Never leave an Airman behind

U.S. Air Force Master Sgt. Anthony J. Soupley, 312th Training Squadron Special Instruments superintendent, salutes the casket of Airman 1st Class Chris Evans, 312th Training Squadron Special Instruments student, at the Hartsfield-Jackson Airport in Atlanta, Ga., December 18, 2014. Soupley escorted Evans to his home in California, where he was buried. (Courtesy photo)

U.S. Air Force Master Sgt. Anthony J. Soupley, 312th Training Squadron Special Instruments superintendent, salutes the casket of Airman 1st Class Chris Evans, 312th Training Squadron Special Instruments student, at the Hartsfield-Jackson Airport in Atlanta, Ga., December 18, 2014. Soupley escorted Evans to his home in California, where he was buried. (Courtesy photo)

GOODFELLOW AIR FORCE BASE, Texas -- “It happened pretty fast,” said Master Sgt. Anthony J. Soupley, 312th TRS Special Instruments superintendent. “He started saying he didn’t feel good, so we sent him to sick call. They thought it looked like a virus and thought it best to let it run its course.”

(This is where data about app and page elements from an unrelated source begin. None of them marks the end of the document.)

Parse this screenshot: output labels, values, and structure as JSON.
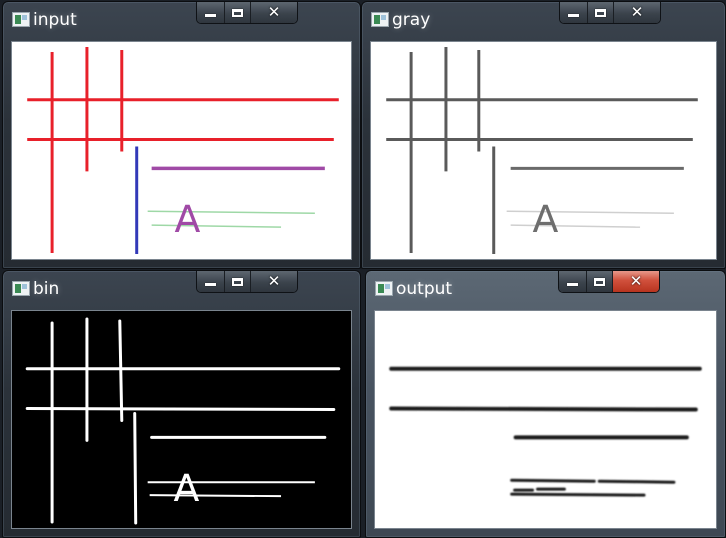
{
  "windows": {
    "input": {
      "title": "input",
      "close_glyph": "X",
      "max_glyph": "",
      "min_glyph": ""
    },
    "gray": {
      "title": "gray",
      "close_glyph": "X",
      "max_glyph": "",
      "min_glyph": ""
    },
    "bin": {
      "title": "bin",
      "close_glyph": "X",
      "max_glyph": "",
      "min_glyph": ""
    },
    "output": {
      "title": "output",
      "close_glyph": "X",
      "max_glyph": "",
      "min_glyph": ""
    }
  },
  "image_text": {
    "letter": "A"
  },
  "colors": {
    "red_line": "#e8202a",
    "blue_line": "#3239b8",
    "purple_line": "#a04aa6",
    "green_line": "#9ed8a6",
    "gray_line": "#5a5a5a",
    "light_gray_line": "#cfcfcf",
    "close_active": "#c8402c"
  },
  "icons": [
    "app-window-icon",
    "minimize-icon",
    "maximize-icon",
    "close-icon"
  ]
}
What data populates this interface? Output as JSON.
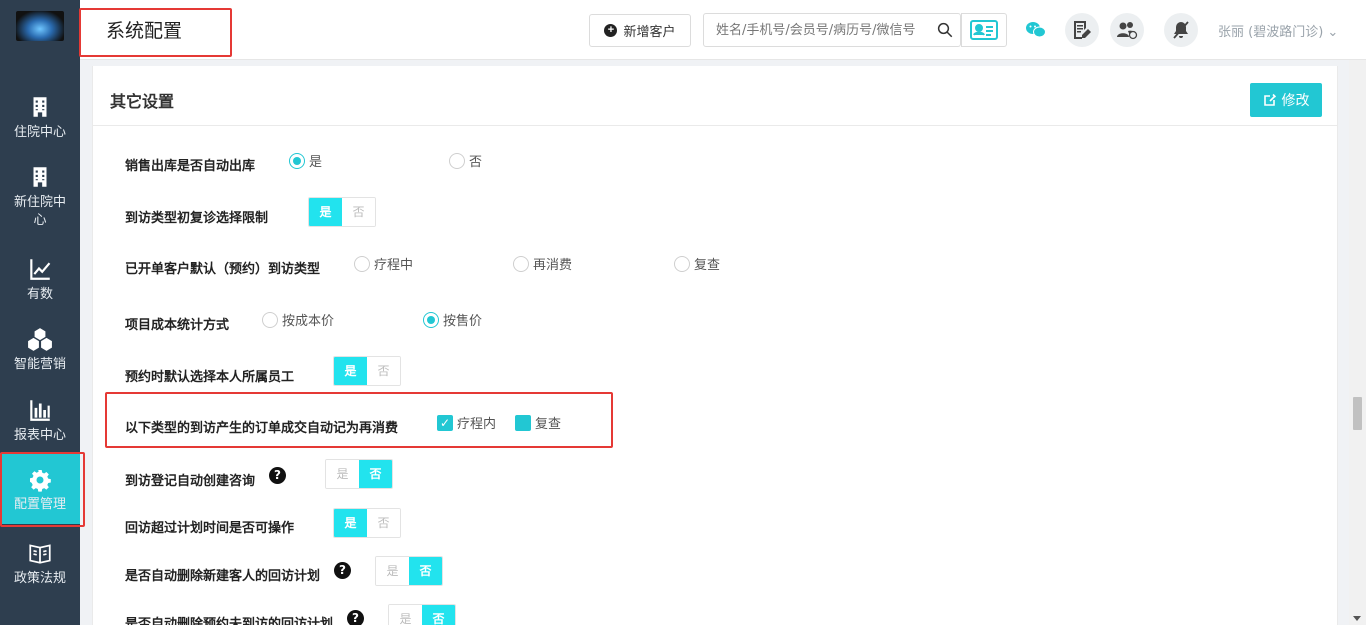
{
  "header": {
    "title": "系统配置",
    "add_customer_label": "新增客户",
    "search_placeholder": "姓名/手机号/会员号/病历号/微信号",
    "user": "张丽 (碧波路门诊)"
  },
  "sidebar": {
    "items": [
      {
        "label": "住院中心",
        "icon": "building-icon"
      },
      {
        "label": "新住院中心",
        "icon": "building-icon"
      },
      {
        "label": "有数",
        "icon": "trend-chart-icon"
      },
      {
        "label": "智能营销",
        "icon": "cubes-icon"
      },
      {
        "label": "报表中心",
        "icon": "bar-chart-icon"
      },
      {
        "label": "配置管理",
        "icon": "gear-icon",
        "active": true
      },
      {
        "label": "政策法规",
        "icon": "book-icon"
      }
    ]
  },
  "main": {
    "section_title": "其它设置",
    "edit_label": "修改",
    "settings": [
      {
        "label": "销售出库是否自动出库",
        "type": "radio",
        "options": [
          "是",
          "否"
        ],
        "selected": "是"
      },
      {
        "label": "到访类型初复诊选择限制",
        "type": "toggle",
        "options": [
          "是",
          "否"
        ],
        "selected": "是"
      },
      {
        "label": "已开单客户默认（预约）到访类型",
        "type": "radio",
        "options": [
          "疗程中",
          "再消费",
          "复查"
        ],
        "selected": ""
      },
      {
        "label": "项目成本统计方式",
        "type": "radio",
        "options": [
          "按成本价",
          "按售价"
        ],
        "selected": "按售价"
      },
      {
        "label": "预约时默认选择本人所属员工",
        "type": "toggle",
        "options": [
          "是",
          "否"
        ],
        "selected": "是"
      },
      {
        "label": "以下类型的到访产生的订单成交自动记为再消费",
        "type": "checkbox",
        "options": [
          "疗程内",
          "复查"
        ],
        "checked": [
          "疗程内",
          "复查"
        ]
      },
      {
        "label": "到访登记自动创建咨询",
        "type": "toggle",
        "options": [
          "是",
          "否"
        ],
        "selected": "否",
        "help": true
      },
      {
        "label": "回访超过计划时间是否可操作",
        "type": "toggle",
        "options": [
          "是",
          "否"
        ],
        "selected": "是"
      },
      {
        "label": "是否自动删除新建客人的回访计划",
        "type": "toggle",
        "options": [
          "是",
          "否"
        ],
        "selected": "否",
        "help": true
      },
      {
        "label": "是否自动删除预约未到访的回访计划",
        "type": "toggle",
        "options": [
          "是",
          "否"
        ],
        "selected": "否",
        "help": true
      }
    ]
  },
  "colors": {
    "accent": "#22c7d3",
    "sidebar_bg": "#2e3e4f",
    "highlight": "#e53935"
  }
}
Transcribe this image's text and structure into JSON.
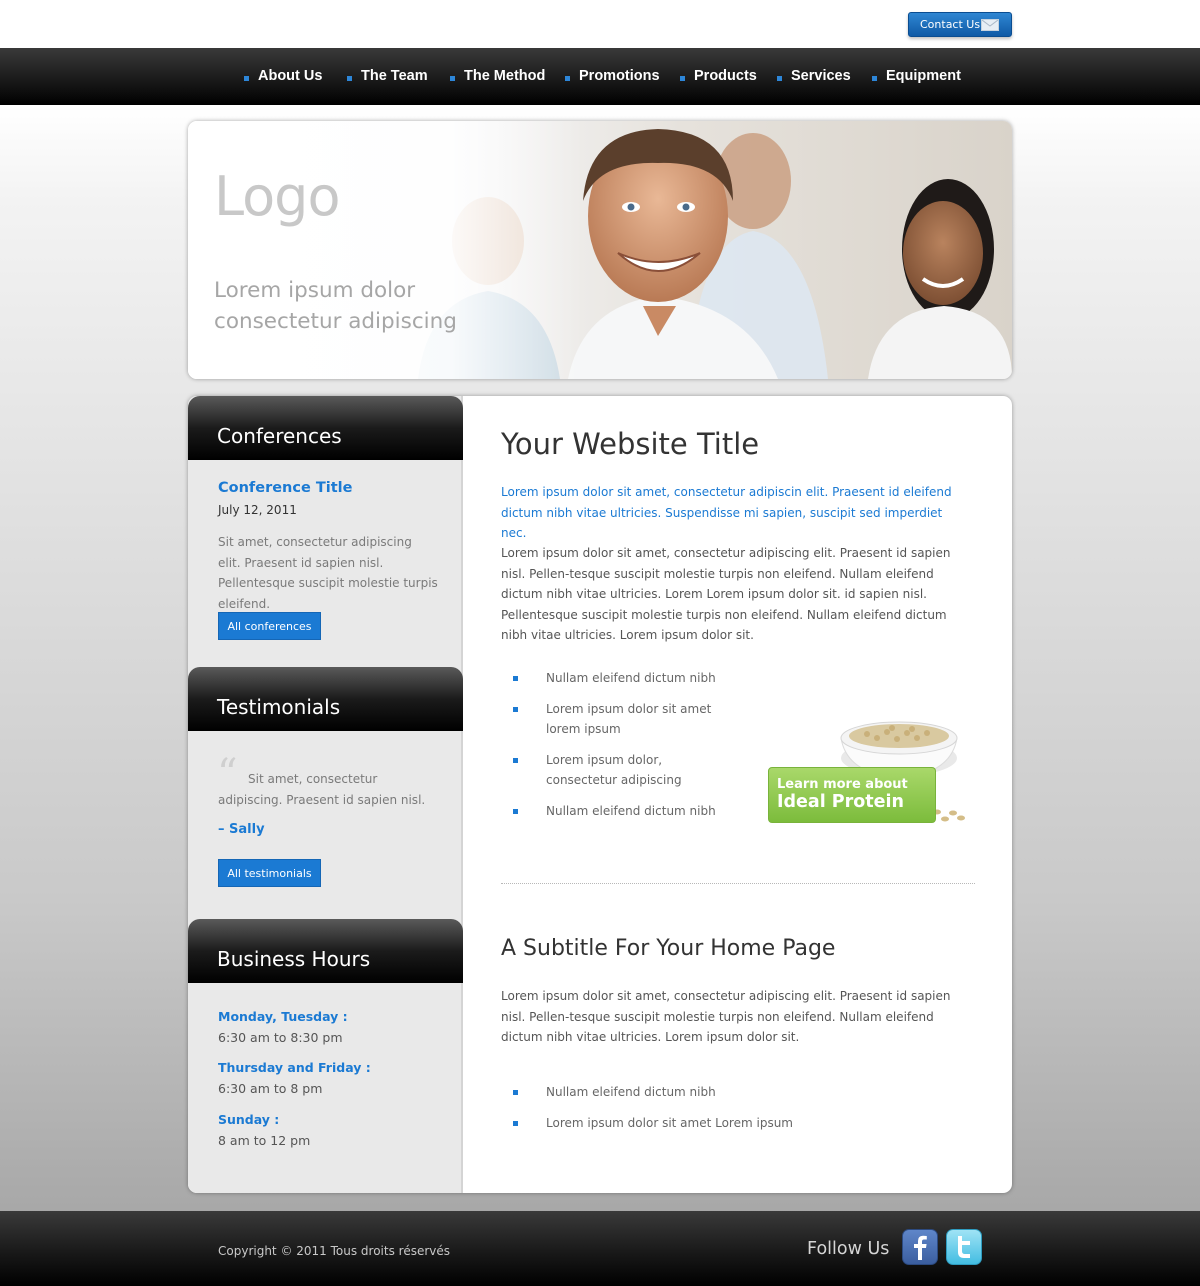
{
  "header": {
    "contact_label": "Contact Us"
  },
  "nav": {
    "items": [
      "About Us",
      "The Team",
      "The Method",
      "Promotions",
      "Products",
      "Services",
      "Equipment"
    ]
  },
  "hero": {
    "logo_text": "Logo",
    "tagline": "Lorem ipsum dolor consectetur adipiscing"
  },
  "sidebar": {
    "conferences": {
      "heading": "Conferences",
      "title": "Conference Title",
      "date": "July 12, 2011",
      "text": "Sit amet, consectetur adipiscing elit. Praesent id sapien nisl. Pellentesque suscipit molestie turpis eleifend.",
      "button": "All conferences"
    },
    "testimonials": {
      "heading": "Testimonials",
      "quote": "Sit amet, consectetur adipiscing. Praesent id sapien nisl.",
      "author": "– Sally",
      "button": "All testimonials"
    },
    "hours": {
      "heading": "Business Hours",
      "rows": [
        {
          "day": "Monday, Tuesday :",
          "time": "6:30 am to 8:30 pm"
        },
        {
          "day": "Thursday and Friday :",
          "time": "6:30 am to 8 pm"
        },
        {
          "day": "Sunday :",
          "time": "8 am to 12 pm"
        }
      ]
    }
  },
  "main": {
    "title": "Your Website Title",
    "intro": "Lorem ipsum dolor sit amet, consectetur adipiscin elit. Praesent id eleifend dictum nibh vitae ultricies. Suspendisse mi sapien, suscipit sed imperdiet nec.",
    "paragraph1": "Lorem ipsum dolor sit amet, consectetur adipiscing elit. Praesent id sapien nisl. Pellen-tesque suscipit molestie turpis non eleifend. Nullam eleifend dictum nibh vitae ultricies. Lorem Lorem ipsum dolor sit. id sapien nisl. Pellentesque suscipit molestie turpis non eleifend. Nullam eleifend dictum nibh vitae ultricies. Lorem ipsum dolor sit.",
    "list1": [
      "Nullam eleifend dictum nibh",
      "Lorem ipsum dolor sit amet lorem ipsum",
      "Lorem ipsum dolor, consectetur adipiscing",
      "Nullam eleifend dictum nibh"
    ],
    "promo": {
      "line1": "Learn more about",
      "line2": "Ideal Protein"
    },
    "subtitle": "A Subtitle For Your Home Page",
    "paragraph2": "Lorem ipsum dolor sit amet, consectetur adipiscing elit. Praesent id sapien nisl. Pellen-tesque suscipit molestie turpis non eleifend. Nullam eleifend dictum nibh vitae ultricies. Lorem ipsum dolor sit.",
    "list2": [
      "Nullam eleifend dictum nibh",
      "Lorem ipsum dolor sit amet Lorem ipsum"
    ]
  },
  "footer": {
    "copyright": "Copyright © 2011 Tous droits réservés",
    "follow_label": "Follow Us",
    "social": [
      "facebook-icon",
      "twitter-icon"
    ]
  },
  "colors": {
    "accent": "#1b7ad3",
    "nav_bullet": "#2d86d8",
    "promo_green": "#8cc84b"
  }
}
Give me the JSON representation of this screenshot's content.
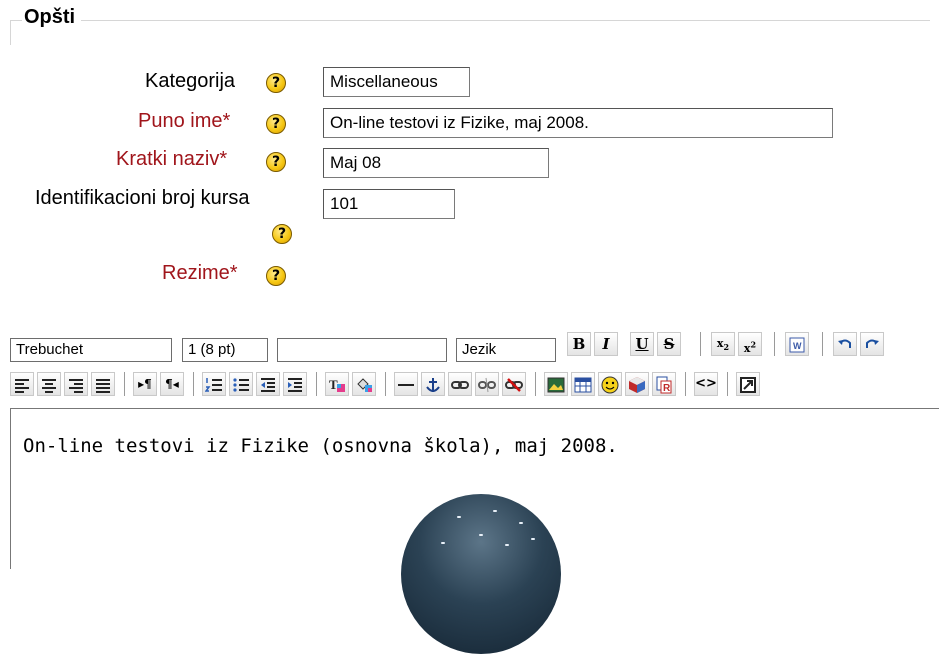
{
  "fieldset": {
    "legend": "Opšti"
  },
  "form": {
    "category": {
      "label": "Kategorija",
      "value": "Miscellaneous"
    },
    "fullname": {
      "label": "Puno ime",
      "required_mark": "*",
      "value": "On-line testovi iz Fizike, maj 2008."
    },
    "shortname": {
      "label": "Kratki naziv",
      "required_mark": "*",
      "value": "Maj 08"
    },
    "idnumber": {
      "label": "Identifikacioni broj kursa",
      "value": "101"
    },
    "summary": {
      "label": "Rezime",
      "required_mark": "*"
    },
    "help_glyph": "?"
  },
  "toolbar": {
    "font_family": "Trebuchet",
    "font_size": "1 (8 pt)",
    "format": "",
    "language": "Jezik",
    "bold": "B",
    "italic": "I",
    "underline": "U",
    "strike": "S"
  },
  "editor": {
    "content": "On-line testovi iz Fizike (osnovna škola), maj 2008."
  },
  "colors": {
    "required_label": "#a0151b",
    "help_icon": "#f6c814",
    "border": "#777777"
  },
  "icons": [
    "subscript-icon",
    "superscript-icon",
    "paste-word-icon",
    "undo-icon",
    "redo-icon",
    "align-left-icon",
    "align-center-icon",
    "align-right-icon",
    "justify-icon",
    "ltr-icon",
    "rtl-icon",
    "ordered-list-icon",
    "unordered-list-icon",
    "outdent-icon",
    "indent-icon",
    "text-color-icon",
    "background-color-icon",
    "horizontal-rule-icon",
    "anchor-icon",
    "link-icon",
    "unlink-icon",
    "nolink-icon",
    "image-icon",
    "table-icon",
    "smiley-icon",
    "special-char-icon",
    "search-replace-icon",
    "html-source-icon",
    "fullscreen-icon"
  ]
}
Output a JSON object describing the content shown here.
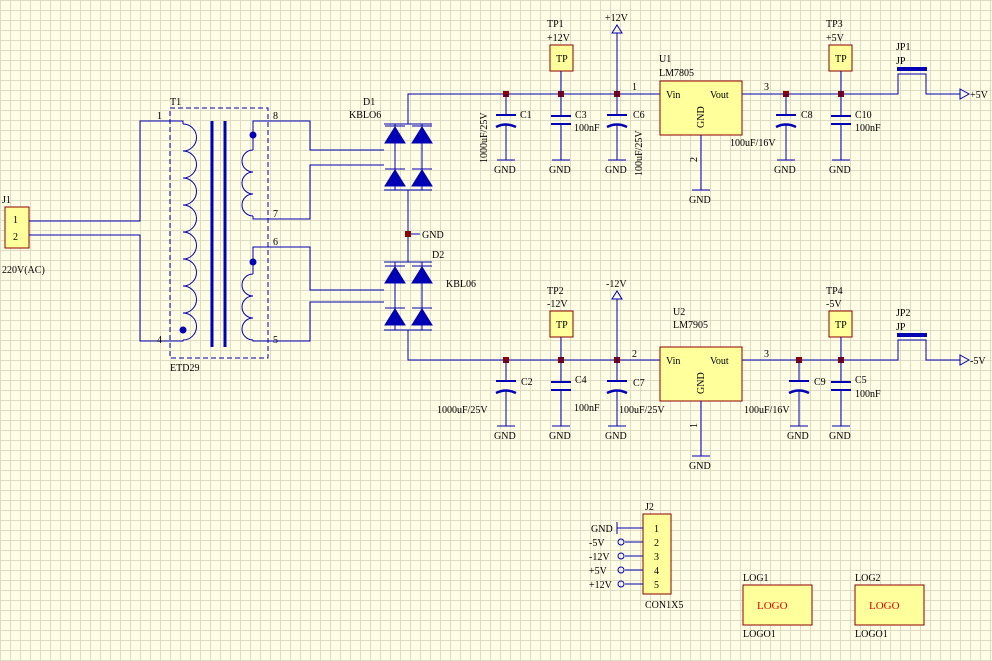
{
  "components": {
    "J1": {
      "ref": "J1",
      "pin1": "1",
      "pin2": "2",
      "label": "220V(AC)"
    },
    "T1": {
      "ref": "T1",
      "value": "ETD29",
      "pin1": "1",
      "pin4": "4",
      "pin8": "8",
      "pin7": "7",
      "pin6": "6",
      "pin5": "5"
    },
    "D1": {
      "ref": "D1",
      "value": "KBLO6"
    },
    "D2": {
      "ref": "D2",
      "value": "KBL06"
    },
    "U1": {
      "ref": "U1",
      "value": "LM7805",
      "vin": "Vin",
      "vout": "Vout",
      "gnd": "GND",
      "p1": "1",
      "p2": "2",
      "p3": "3"
    },
    "U2": {
      "ref": "U2",
      "value": "LM7905",
      "vin": "Vin",
      "vout": "Vout",
      "gnd": "GND",
      "p1": "1",
      "p2": "2",
      "p3": "3"
    },
    "C1": {
      "ref": "C1",
      "value": "1000uF/25V"
    },
    "C2": {
      "ref": "C2",
      "value": "1000uF/25V"
    },
    "C3": {
      "ref": "C3",
      "value": "100nF"
    },
    "C4": {
      "ref": "C4",
      "value": "100nF"
    },
    "C5": {
      "ref": "C5",
      "value": "100nF"
    },
    "C6": {
      "ref": "C6",
      "value": "100uF/25V"
    },
    "C7": {
      "ref": "C7",
      "value": "100uF/25V"
    },
    "C8": {
      "ref": "C8",
      "value": "100uF/16V"
    },
    "C9": {
      "ref": "C9",
      "value": "100uF/16V"
    },
    "C10": {
      "ref": "C10",
      "value": "100nF"
    },
    "TP1": {
      "ref": "TP1",
      "net": "+12V",
      "body": "TP"
    },
    "TP2": {
      "ref": "TP2",
      "net": "-12V",
      "body": "TP"
    },
    "TP3": {
      "ref": "TP3",
      "net": "+5V",
      "body": "TP"
    },
    "TP4": {
      "ref": "TP4",
      "net": "-5V",
      "body": "TP"
    },
    "JP1": {
      "ref": "JP1",
      "value": "JP"
    },
    "JP2": {
      "ref": "JP2",
      "value": "JP"
    },
    "J2": {
      "ref": "J2",
      "value": "CON1X5",
      "pins": [
        "1",
        "2",
        "3",
        "4",
        "5"
      ],
      "nets": [
        "GND",
        "-5V",
        "-12V",
        "+5V",
        "+12V"
      ]
    },
    "LOG1": {
      "ref": "LOG1",
      "text": "LOGO",
      "value": "LOGO1"
    },
    "LOG2": {
      "ref": "LOG2",
      "text": "LOGO",
      "value": "LOGO1"
    }
  },
  "nets": {
    "gnd": "GND",
    "p12": "+12V",
    "n12": "-12V",
    "p5": "+5V",
    "n5": "-5V"
  },
  "colors": {
    "wire": "#0000b4",
    "component_outline": "#8b0000",
    "component_fill": "#ffff9c",
    "logo_text": "#e00000",
    "background": "#fffde6"
  }
}
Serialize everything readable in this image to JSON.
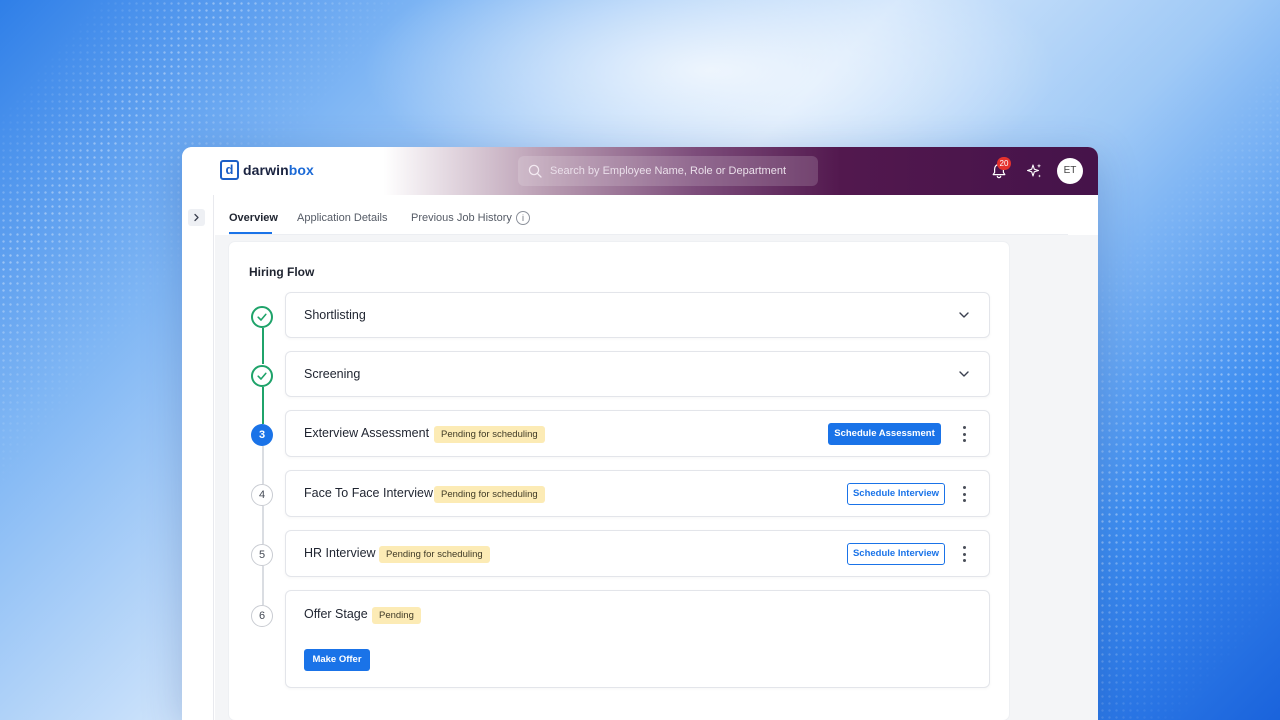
{
  "app": {
    "brand_prefix": "darwin",
    "brand_suffix": "box",
    "logo_letter": "d"
  },
  "header": {
    "search_placeholder": "Search by Employee Name, Role or Department",
    "notification_count": "20",
    "avatar_initials": "ET"
  },
  "tabs": [
    {
      "label": "Overview",
      "active": true
    },
    {
      "label": "Application Details",
      "active": false
    },
    {
      "label": "Previous Job History",
      "active": false
    }
  ],
  "hiring_flow": {
    "title": "Hiring Flow",
    "steps": [
      {
        "marker": "",
        "state": "done",
        "label": "Shortlisting"
      },
      {
        "marker": "",
        "state": "done",
        "label": "Screening"
      },
      {
        "marker": "3",
        "state": "current",
        "label": "Exterview Assessment",
        "status": "Pending for scheduling",
        "action": "Schedule Assessment"
      },
      {
        "marker": "4",
        "state": "todo",
        "label": "Face To Face Interview",
        "status": "Pending for scheduling",
        "action": "Schedule Interview"
      },
      {
        "marker": "5",
        "state": "todo",
        "label": "HR Interview",
        "status": "Pending for scheduling",
        "action": "Schedule Interview"
      },
      {
        "marker": "6",
        "state": "todo",
        "label": "Offer Stage",
        "status": "Pending",
        "action": "Make Offer"
      }
    ]
  },
  "colors": {
    "primary": "#1a73e8",
    "success": "#1fa36a",
    "pending_pill": "#fcebb5",
    "header_purple": "#45134a"
  }
}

Airman 1st Class Chris Evans, 312th Training Squadron Special Instruments student, joined the Air Force as a special instruments technician and came to Goodfellow for tech school. Early on in the course however, he started feeling ill, that’s when Soupley had him go to sick call, which started a nine-month battle for Evans’s life.

“Another week goes by and we notice his grades are slipping,” said Soupley. “That’s when we got really concerned, so we pulled him aside and asked him what was going on and he said he still felt sick. We sent him to sick call another time and from there they sent him to the hospital down town to get x-rayed. They find the worst. A massive tumor in his chest. They send him down to San Antonio and they phone his parents and tell them they don’t know if he’s going to make the weekend and they fly the parents out and get him stabilized.”

Soupley and Lt. Col. Derek R. Ferland, 312th TRS commander, went down to visit Evans and keep the family company. There, they get the news.
“They inform us that he’s got stage IV leukemia and that huge tumor,” says Soupley. “They don’t know if he’s going to hold out.”

Over the next nine months, Evans rode the waves of getting better and feeling worse, but eventually he stabilized and showed vast signs of improvement. During those nine months, Soupley made trips to see Evans once or twice a month in San Antonio and he communicated with the parents regularly and stayed in the loop on Evans’s health. In the Air Force the saying, “Never leave an Airman behind,” is often heard, and Soupley made sure Evans was never forgotten at any point, staying with him and his family every step of the way.

Things looked up for Evans, a bone marrow donor was found he was getting the care he needed, but then Soupley got a phone call that Evans’s health was declining fast.

“They did a bone marrow transplant,” said Soupley. “They found a donor, in Europe, they actually flew someone in from Europe to do the transplant. The problem was, when you do a bone marrow transplant, the new immune system goes through the body and kills everything bad. Since this new immune system was so strong, it hit him harder than the doctor’s had ever imagined. It was a necessary evil that they anticipated, but it hit so hard his body couldn’t hold it.”

Soupley put his affairs in order and hopped in his car to make the drive to San Antonio, but before he could arrive, Airman 1st Class Chris Evans passed away December 14, 2014.

“When I got down there, he had already passed away,” said Soupley. “So, the mom, working with mortuary affairs, asks me if I could be the one to escort him out. I said yes.”

Soupley escorted Evans from the funeral home to Atlanta where the Delta Airlines honor guard welcomed them.

“They held a ceremony to get him off the plane,” said Soupley. “I stayed by his side from there and all the way to California where the family was meeting me.”

In California, at the funeral, Soupley and a few other Airmen from the 312th TRS, who had flown separately, spent a lot of time with the Evans family. Seeing that his mother lived alone, Soupley decided to help around the house. Soupley started with little things like electrical work, putting in a new sink and faucet, fixed the dryer and anything else that could use fixing.

Before leaving, Soupley, with the help of Ferland, got in contact with the 60th Civil Engineer commander at Travis Air Force Base to help with other things in her home.

“We had a fundraiser which gathered about $1,200 to donate to Travis AFB to help out,” said Soupley. “They painted the house, put up a new fence, and fixed things that would’ve cost thousands and thousands of dollars. She kept me posted throughout the whole thing.”

Teri Evans, Chris Evans’s mother, had originally planned to move out of the house, but now intends to stay with the renovations.

“My son was part of an organization that from day one has been so supportive," she said. "They held fundraisers and provided moral and emotional support. Now I can come home and see my house and it puts a smile on my face. When I saw all of the work they did, I couldn't believe it. It looked like a new house. I hugged each one of the Airmen and told them thank you. This has really been a blessing.”

Soupley stayed with the Evans the entire way of the journey. Never, at any point, was the Evans family forgotten by the Air Force. To the end, Soupley made sure they were taken care of.